# Exercise details
Could you filter the records below and return each line that holds "time"?

# Materials provided

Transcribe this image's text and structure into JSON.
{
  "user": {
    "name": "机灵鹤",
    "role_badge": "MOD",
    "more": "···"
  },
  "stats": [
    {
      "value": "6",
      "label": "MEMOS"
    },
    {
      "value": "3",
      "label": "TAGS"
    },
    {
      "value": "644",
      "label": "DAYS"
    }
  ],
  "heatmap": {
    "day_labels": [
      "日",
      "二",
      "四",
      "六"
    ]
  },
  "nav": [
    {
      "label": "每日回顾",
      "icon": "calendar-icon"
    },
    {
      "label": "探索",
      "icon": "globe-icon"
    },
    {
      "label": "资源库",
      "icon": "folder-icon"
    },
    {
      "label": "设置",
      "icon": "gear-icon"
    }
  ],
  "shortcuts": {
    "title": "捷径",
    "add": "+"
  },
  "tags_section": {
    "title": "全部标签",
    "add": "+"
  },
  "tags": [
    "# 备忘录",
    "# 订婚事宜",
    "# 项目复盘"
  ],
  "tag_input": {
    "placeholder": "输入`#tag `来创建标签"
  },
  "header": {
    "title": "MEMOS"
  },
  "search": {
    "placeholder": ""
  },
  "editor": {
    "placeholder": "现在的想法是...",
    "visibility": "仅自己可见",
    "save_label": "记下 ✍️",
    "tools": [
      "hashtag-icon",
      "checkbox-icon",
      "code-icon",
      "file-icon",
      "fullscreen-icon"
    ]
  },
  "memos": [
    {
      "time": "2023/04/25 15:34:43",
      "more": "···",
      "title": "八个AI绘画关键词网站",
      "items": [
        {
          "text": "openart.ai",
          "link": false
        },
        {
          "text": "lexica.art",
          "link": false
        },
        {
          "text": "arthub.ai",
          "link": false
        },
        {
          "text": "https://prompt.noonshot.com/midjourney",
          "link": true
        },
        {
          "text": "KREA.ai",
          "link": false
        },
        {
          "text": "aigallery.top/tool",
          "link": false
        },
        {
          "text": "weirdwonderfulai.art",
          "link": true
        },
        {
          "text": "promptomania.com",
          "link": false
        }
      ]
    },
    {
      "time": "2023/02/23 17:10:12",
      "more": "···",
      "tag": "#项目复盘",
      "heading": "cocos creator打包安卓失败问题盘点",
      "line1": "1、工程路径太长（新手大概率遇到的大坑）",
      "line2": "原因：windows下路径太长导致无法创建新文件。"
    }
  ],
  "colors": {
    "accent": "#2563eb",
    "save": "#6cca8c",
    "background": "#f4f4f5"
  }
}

# Written response
      "time": "2023/04/25 15:34:43",
      "time": "2023/02/23 17:10:12",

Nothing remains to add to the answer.